• _Exercise brief_: From the entries below, count every line that contains the word "true". Please give the number and nothing else.

• _Material shown_:
☆ ☆ ☆ ☆ ☆ ☆ ☆

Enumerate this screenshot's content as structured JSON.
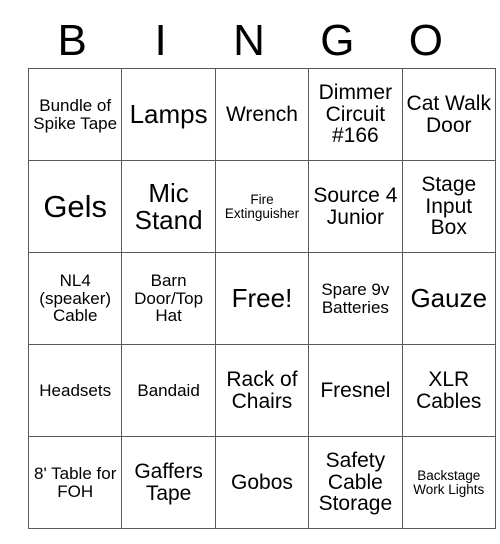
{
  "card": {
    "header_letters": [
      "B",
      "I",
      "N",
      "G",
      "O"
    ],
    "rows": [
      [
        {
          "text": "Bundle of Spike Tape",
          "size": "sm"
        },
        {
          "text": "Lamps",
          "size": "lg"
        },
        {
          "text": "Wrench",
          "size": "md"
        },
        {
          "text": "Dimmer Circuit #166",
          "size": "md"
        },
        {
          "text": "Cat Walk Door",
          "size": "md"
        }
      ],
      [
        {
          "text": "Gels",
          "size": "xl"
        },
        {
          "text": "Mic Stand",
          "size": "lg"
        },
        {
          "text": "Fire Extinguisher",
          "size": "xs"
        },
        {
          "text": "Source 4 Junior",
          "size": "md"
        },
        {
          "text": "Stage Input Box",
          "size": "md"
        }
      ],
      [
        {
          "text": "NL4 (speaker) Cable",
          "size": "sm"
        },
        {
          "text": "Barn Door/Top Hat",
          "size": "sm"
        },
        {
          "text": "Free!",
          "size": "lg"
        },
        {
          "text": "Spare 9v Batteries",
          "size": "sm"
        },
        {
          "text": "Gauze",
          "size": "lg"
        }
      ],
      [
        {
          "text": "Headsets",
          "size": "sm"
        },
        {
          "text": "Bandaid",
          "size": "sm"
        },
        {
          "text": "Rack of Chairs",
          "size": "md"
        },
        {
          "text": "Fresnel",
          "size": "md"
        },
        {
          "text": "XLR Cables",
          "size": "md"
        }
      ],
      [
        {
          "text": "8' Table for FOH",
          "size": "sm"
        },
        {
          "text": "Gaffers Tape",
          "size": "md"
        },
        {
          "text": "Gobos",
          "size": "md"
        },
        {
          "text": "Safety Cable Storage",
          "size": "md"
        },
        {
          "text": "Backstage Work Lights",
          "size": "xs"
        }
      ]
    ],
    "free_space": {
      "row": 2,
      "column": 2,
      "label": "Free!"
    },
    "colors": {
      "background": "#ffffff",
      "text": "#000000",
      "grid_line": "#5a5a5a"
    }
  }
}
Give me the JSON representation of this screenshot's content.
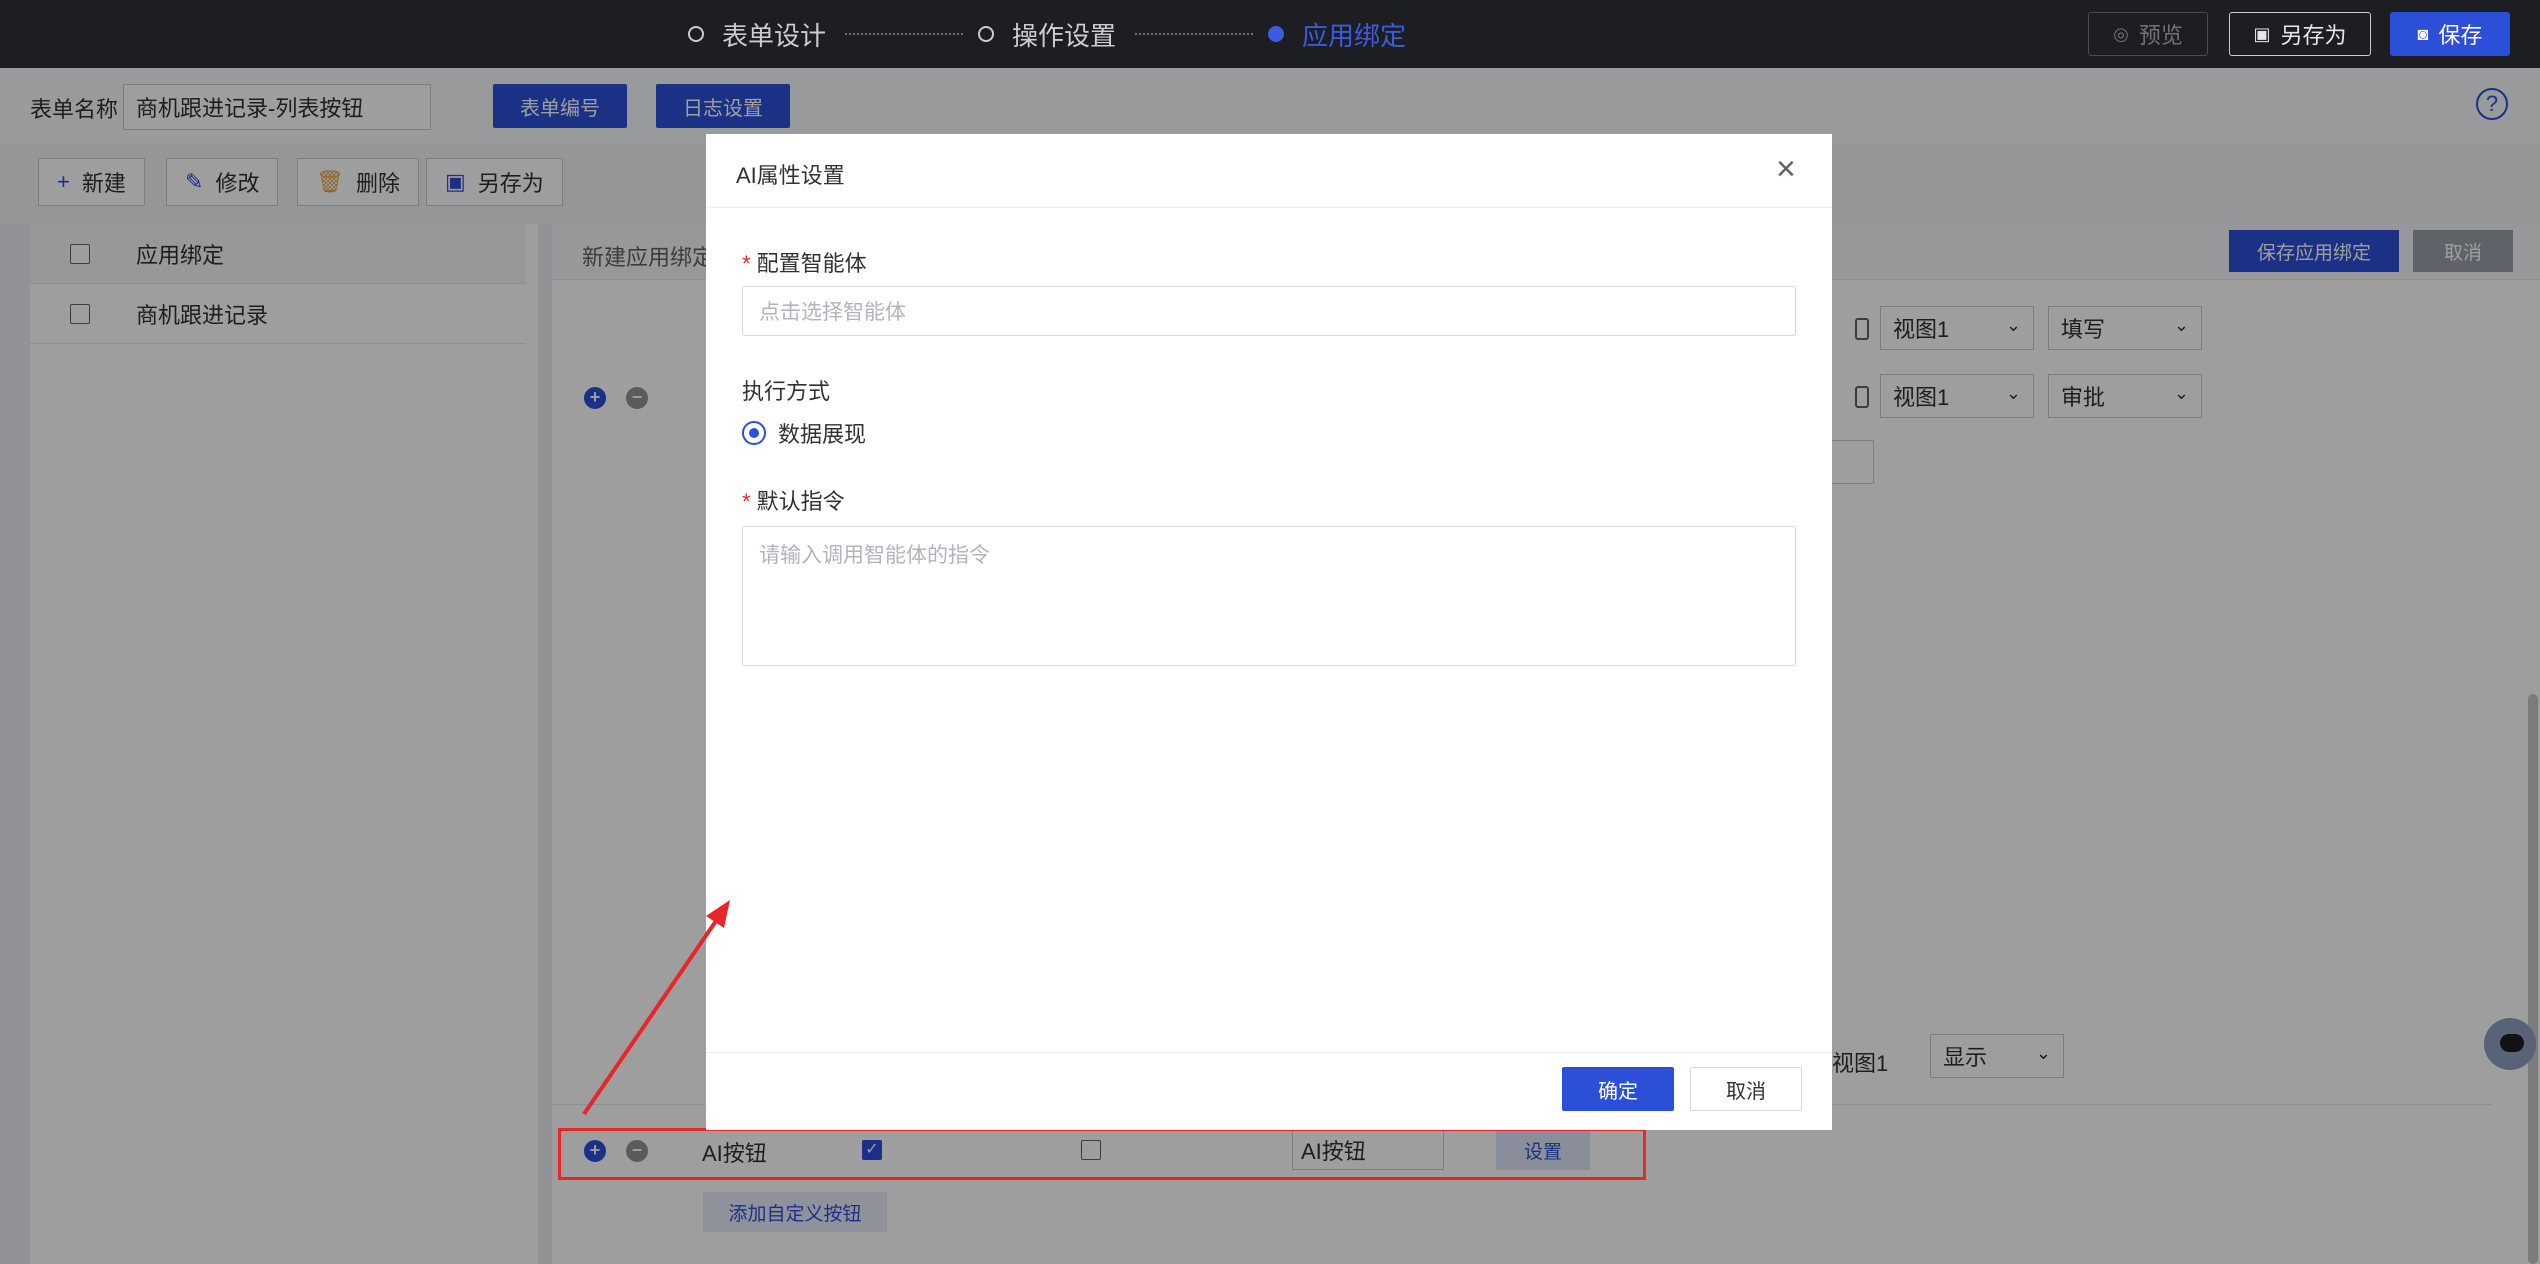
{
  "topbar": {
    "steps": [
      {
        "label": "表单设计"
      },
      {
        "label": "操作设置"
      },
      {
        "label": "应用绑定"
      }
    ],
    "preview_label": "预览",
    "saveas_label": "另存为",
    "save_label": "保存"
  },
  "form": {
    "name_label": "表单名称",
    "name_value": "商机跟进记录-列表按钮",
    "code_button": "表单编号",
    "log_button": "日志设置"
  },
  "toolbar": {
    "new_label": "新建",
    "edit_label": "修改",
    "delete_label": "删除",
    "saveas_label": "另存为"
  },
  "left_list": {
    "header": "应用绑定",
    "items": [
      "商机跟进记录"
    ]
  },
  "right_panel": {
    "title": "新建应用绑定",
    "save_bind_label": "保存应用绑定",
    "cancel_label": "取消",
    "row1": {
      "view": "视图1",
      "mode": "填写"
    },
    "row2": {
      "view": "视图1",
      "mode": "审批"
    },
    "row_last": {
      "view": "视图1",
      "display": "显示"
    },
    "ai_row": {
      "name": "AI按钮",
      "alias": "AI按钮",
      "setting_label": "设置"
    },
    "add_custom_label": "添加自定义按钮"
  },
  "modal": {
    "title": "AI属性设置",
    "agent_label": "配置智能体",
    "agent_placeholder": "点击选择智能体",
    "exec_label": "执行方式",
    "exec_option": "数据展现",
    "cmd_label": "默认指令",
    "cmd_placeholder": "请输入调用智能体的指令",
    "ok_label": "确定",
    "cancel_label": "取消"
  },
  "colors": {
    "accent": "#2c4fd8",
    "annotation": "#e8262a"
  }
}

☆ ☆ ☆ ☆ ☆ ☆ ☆

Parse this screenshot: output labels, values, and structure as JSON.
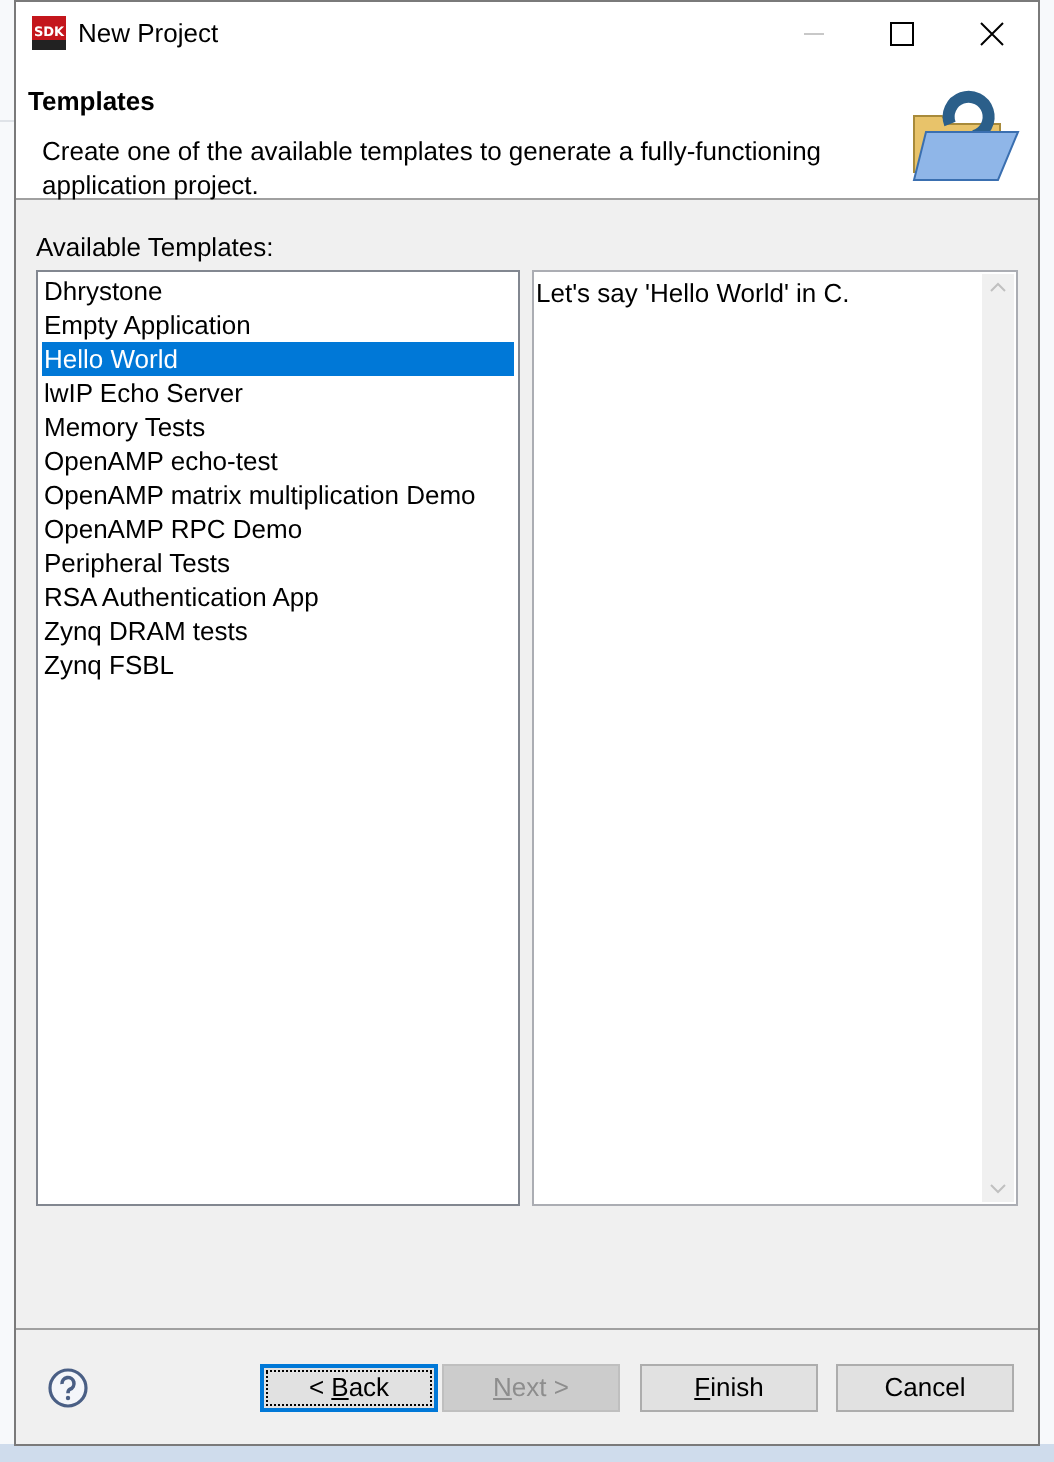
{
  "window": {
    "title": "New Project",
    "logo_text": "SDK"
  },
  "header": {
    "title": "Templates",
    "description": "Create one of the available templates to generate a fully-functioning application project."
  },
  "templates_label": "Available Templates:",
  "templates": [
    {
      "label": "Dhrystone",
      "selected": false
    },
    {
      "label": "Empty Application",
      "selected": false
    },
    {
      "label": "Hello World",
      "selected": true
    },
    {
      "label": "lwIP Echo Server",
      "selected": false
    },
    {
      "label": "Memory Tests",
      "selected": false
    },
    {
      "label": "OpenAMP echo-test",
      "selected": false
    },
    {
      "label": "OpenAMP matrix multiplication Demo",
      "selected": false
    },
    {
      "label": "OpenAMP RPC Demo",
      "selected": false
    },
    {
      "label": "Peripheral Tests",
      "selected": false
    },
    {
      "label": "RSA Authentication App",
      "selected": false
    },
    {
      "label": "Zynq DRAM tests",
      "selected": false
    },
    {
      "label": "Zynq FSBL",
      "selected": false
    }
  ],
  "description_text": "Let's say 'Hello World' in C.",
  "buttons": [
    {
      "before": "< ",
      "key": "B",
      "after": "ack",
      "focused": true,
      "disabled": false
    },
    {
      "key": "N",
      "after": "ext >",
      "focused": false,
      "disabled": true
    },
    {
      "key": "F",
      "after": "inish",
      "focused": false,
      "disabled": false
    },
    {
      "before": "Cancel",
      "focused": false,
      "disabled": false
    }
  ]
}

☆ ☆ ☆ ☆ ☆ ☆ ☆

• _Answer for this exercise_: 3